### Requirement
If a line in the listing below includes the string "announcements", pull it out.

━━━━━ Records for this task ━━━━━

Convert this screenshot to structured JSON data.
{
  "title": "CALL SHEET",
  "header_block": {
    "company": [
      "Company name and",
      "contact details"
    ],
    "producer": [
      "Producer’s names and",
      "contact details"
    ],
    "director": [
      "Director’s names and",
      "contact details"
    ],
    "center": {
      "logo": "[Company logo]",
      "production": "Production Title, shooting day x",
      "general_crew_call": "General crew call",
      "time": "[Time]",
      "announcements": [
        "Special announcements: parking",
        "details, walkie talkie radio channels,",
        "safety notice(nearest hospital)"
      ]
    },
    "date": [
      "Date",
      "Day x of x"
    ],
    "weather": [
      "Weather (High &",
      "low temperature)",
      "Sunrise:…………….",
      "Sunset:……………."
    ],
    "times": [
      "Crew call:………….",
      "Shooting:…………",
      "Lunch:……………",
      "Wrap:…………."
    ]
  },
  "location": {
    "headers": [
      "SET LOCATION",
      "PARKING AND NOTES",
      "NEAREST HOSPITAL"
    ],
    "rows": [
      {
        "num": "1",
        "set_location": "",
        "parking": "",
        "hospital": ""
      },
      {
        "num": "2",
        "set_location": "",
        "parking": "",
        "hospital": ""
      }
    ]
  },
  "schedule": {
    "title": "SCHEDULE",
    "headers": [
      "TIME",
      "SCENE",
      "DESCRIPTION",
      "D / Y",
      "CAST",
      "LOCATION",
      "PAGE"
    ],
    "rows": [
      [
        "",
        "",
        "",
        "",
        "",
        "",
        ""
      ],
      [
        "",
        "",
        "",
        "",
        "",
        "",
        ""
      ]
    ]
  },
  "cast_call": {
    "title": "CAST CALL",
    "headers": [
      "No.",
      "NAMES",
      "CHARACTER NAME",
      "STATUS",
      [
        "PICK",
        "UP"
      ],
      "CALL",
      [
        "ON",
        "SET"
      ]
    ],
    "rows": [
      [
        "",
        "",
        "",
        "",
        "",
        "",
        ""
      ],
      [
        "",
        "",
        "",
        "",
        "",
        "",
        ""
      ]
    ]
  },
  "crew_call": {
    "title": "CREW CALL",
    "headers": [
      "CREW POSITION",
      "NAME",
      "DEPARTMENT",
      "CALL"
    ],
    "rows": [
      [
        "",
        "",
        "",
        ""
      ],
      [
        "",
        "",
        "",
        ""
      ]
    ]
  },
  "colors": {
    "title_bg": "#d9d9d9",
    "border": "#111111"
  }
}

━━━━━
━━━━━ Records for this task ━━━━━

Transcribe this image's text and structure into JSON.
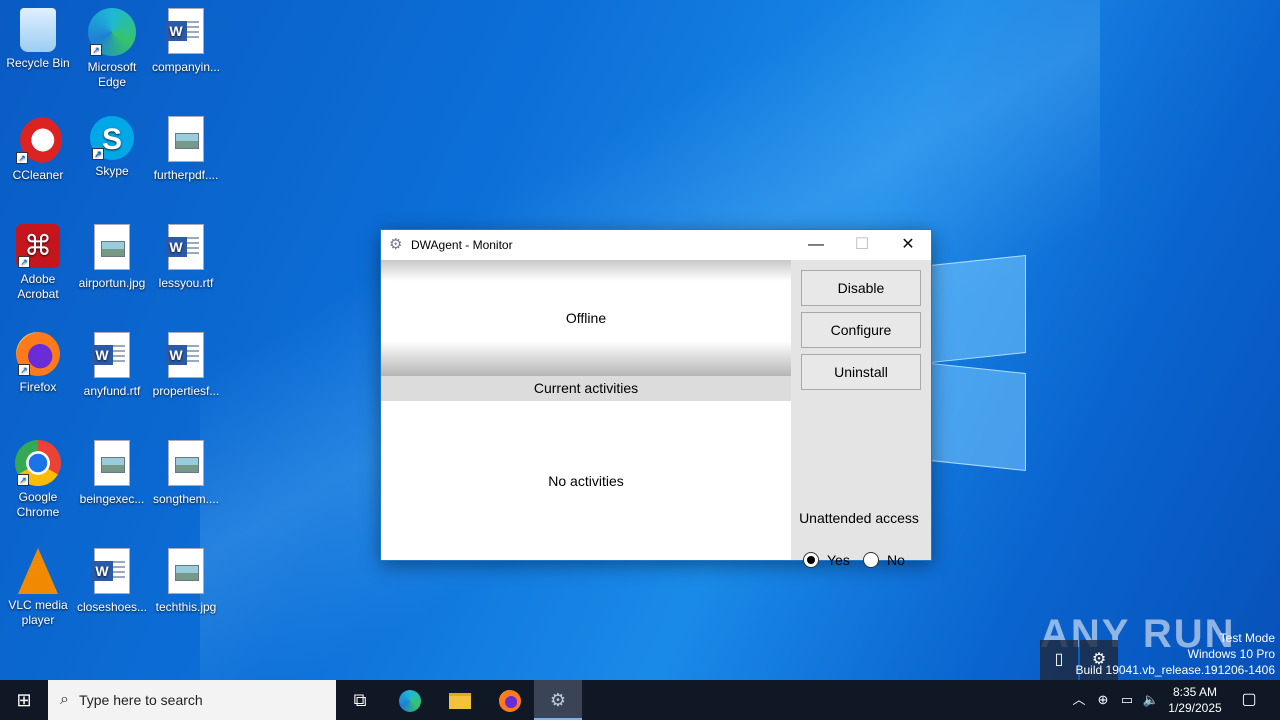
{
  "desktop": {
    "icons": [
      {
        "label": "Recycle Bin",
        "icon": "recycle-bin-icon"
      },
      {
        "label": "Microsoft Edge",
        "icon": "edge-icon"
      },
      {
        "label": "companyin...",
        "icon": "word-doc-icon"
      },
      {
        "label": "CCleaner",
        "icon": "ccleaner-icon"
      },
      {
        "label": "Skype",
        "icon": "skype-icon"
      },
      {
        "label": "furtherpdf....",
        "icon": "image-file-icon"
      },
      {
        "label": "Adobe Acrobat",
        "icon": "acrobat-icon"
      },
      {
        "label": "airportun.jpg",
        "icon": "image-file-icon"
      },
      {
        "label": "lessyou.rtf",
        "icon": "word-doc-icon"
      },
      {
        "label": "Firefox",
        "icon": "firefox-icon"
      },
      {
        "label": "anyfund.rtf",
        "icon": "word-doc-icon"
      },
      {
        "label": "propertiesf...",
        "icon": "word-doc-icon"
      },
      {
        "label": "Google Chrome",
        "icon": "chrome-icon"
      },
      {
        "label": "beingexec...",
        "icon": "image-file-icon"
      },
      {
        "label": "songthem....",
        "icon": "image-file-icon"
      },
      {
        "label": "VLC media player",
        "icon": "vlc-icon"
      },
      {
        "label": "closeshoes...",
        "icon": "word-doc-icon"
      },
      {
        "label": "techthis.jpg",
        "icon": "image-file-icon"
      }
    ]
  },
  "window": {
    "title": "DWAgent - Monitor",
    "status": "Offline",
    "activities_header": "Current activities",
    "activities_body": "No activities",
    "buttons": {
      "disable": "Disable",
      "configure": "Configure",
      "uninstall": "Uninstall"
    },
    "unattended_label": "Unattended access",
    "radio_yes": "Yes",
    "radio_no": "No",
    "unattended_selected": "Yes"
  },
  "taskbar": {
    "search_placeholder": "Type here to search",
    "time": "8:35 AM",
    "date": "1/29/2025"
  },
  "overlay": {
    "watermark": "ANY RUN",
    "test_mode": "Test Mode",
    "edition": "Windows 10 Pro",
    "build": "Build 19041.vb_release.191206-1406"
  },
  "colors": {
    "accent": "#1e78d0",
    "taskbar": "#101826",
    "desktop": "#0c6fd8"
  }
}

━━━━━

### Result of this task
      "announcements": [
        "Special announcements: parking",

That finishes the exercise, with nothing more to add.